Split from https://forum.audacityteam.org/t/real-time-eq-preview-non-destructive-eq-adjustment/43680/2
As a newbie and a very senior citizen as well the first thi ng I wanted to do was records from cassette tapes, then be able edit with EQ and export to digital file. I gather from the iknfo that you can’t do this in Audacity yet, but can with 3rd party plug-ins. Does anybody have a list of these units and approx costs please.
You can apply Equalization in Audacity to the already-recorded waveform, but not in real time as you twiddle the effect parameters. You can tweak the parameters, preview what that sounds like, tweak again and preview again. When you like the sound you hear, you can apply the effect.
If you do want to tweak EQ while playing, you can try for example marvelgeq/ or there are some more you can look at here: http://www.vst4free.com/index.php?plug-ins=EQ.
These are all VST plugins. See here how to install VST plugins:
Install only VST2 32-bit plugins for use with Audacity. Not 64-bit, and not VST3.
then be able edit with EQ and export to digital file. I gather from the iknfo that you can’t do this in Audacity yet…
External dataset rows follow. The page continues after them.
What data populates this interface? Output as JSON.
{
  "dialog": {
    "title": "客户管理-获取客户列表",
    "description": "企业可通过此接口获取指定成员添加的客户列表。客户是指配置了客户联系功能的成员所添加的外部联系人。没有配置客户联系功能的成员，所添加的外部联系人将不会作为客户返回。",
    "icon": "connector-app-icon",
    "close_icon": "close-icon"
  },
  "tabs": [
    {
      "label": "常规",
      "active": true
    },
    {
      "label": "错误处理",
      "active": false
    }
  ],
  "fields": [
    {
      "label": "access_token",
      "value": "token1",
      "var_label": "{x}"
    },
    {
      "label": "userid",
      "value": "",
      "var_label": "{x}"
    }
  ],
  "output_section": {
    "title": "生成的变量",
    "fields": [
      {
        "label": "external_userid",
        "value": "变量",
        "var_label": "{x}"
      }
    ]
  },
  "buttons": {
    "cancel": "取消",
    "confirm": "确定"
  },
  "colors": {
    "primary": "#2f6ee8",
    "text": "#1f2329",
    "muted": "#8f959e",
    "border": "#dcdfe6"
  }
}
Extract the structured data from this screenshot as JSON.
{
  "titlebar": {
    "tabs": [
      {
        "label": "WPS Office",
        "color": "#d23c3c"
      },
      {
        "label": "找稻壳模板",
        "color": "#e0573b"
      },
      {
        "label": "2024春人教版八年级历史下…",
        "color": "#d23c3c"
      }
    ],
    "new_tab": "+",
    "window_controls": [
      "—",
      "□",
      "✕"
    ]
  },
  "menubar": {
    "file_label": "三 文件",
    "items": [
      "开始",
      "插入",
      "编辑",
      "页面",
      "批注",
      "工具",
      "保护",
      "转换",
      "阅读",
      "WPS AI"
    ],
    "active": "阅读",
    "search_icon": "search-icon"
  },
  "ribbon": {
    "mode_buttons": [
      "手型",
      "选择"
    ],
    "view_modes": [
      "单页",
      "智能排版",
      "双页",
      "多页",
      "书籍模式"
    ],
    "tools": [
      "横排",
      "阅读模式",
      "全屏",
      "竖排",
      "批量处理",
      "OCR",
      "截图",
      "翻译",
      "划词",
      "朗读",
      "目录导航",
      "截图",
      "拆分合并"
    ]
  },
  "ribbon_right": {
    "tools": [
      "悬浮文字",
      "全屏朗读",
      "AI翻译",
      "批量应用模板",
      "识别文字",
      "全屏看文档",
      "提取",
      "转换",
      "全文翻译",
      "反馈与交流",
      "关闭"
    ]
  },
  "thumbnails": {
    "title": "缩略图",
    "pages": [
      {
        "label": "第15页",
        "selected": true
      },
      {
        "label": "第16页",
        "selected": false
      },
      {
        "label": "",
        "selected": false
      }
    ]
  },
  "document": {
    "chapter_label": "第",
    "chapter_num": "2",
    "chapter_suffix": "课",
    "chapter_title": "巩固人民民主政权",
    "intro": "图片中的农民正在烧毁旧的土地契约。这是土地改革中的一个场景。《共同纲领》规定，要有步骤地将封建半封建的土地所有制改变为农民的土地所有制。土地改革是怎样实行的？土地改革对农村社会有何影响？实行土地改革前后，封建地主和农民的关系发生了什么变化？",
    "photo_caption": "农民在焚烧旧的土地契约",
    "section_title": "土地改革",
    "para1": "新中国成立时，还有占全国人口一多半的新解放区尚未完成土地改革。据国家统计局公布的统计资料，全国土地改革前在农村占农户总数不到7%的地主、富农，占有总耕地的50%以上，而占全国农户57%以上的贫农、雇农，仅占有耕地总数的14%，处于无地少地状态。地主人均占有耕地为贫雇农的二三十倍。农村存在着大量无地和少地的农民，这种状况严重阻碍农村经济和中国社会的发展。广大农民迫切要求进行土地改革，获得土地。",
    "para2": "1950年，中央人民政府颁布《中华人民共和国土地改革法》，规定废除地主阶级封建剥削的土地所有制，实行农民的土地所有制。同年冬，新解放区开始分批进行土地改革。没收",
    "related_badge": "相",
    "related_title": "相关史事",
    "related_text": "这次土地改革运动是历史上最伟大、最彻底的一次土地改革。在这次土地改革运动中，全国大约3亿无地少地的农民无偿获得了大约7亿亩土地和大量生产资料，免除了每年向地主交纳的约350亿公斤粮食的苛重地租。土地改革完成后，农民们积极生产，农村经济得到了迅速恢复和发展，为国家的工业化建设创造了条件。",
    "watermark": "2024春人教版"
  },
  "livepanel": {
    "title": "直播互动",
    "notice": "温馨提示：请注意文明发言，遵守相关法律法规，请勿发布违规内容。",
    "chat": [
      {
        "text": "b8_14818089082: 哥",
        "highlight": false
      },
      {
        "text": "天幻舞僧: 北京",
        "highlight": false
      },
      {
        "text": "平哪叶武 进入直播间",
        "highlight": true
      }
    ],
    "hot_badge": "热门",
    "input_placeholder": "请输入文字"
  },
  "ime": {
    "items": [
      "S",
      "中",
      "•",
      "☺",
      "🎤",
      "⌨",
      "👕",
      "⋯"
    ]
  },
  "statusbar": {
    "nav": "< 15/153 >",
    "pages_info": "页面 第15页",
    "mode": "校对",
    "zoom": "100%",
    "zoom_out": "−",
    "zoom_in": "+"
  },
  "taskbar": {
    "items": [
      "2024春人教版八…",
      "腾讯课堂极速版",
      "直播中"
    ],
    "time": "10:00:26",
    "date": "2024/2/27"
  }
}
Yes, Audacity comes with [u]Equalization Effect[/u]. I’d say the Graphic EQ mode is easier to experiment with than the Draw Curves mode. There is also a Bass and Treble effect.
You shouldn’t need any 3rd-party plug-ins unless you want something special or different.
Since EQ can boost the levels, after EQ it’s a good idea to normalize before exporting to make sure the peaks don’t go above 0dB. (You can use the Amplify effect with the default, or you can use the Normalize effect.) Audacity can go over 0dB, but most file formats will clip (distort) if you try to go over 0dB, and your digital-to-analog converter is also hard-limited to 0dB.
Or, you can go to View → Show Clipping (that may be on by default) or you can check the peak levels by running the Amplify effect, note the default Amplification, and then cancel the effect if you don’t want to make the change. The default amplification is the deviation from 0dB, so if you get a positive amplification value you are below 0dB and if you get a negative default value you are above 0dB and in danger of clipping when you export.